> EXERCISE: Check each line of the records below for the word "description" and give the number of lines that have it, with nothing added.

> LISTED ENTRIES:
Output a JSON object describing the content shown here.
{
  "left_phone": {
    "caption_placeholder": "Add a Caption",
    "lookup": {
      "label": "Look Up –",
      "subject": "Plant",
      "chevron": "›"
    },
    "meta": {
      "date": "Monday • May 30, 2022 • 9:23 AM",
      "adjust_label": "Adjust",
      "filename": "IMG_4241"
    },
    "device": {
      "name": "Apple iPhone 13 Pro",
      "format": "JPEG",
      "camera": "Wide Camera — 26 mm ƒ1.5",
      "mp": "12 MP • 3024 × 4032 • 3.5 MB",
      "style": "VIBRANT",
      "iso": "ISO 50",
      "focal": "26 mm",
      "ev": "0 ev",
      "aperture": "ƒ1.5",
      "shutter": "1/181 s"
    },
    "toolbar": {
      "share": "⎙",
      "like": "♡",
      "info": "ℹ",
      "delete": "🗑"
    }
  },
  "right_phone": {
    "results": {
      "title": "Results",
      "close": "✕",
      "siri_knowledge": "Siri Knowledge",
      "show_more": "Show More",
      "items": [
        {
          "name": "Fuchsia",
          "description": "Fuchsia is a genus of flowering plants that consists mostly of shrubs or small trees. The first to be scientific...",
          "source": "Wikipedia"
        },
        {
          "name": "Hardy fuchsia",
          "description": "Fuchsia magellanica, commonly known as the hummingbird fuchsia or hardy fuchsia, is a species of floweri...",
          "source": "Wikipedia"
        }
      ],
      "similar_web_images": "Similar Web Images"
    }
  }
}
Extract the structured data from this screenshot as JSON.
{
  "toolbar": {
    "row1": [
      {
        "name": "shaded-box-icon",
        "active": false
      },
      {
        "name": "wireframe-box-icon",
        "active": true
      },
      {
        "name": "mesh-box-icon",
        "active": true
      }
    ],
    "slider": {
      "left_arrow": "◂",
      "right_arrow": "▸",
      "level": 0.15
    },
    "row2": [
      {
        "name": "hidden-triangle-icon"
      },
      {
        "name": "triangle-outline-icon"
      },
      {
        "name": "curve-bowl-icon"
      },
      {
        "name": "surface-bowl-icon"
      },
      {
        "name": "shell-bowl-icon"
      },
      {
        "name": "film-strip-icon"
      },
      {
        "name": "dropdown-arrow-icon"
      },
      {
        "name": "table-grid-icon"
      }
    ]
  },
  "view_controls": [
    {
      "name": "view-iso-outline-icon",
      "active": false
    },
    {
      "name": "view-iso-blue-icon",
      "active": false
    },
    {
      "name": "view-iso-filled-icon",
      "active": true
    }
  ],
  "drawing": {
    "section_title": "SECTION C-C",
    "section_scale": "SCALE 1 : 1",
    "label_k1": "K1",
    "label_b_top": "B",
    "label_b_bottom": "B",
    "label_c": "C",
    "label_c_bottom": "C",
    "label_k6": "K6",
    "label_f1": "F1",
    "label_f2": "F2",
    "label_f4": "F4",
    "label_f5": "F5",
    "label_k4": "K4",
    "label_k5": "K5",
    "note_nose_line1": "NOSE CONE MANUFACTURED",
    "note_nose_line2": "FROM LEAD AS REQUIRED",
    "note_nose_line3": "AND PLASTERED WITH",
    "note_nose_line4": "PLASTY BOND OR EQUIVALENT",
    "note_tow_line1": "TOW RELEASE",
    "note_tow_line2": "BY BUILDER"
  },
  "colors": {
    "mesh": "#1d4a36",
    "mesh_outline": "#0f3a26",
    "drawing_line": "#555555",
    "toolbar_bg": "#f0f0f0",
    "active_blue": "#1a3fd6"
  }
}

> RESULT FOR THIS TASK: 2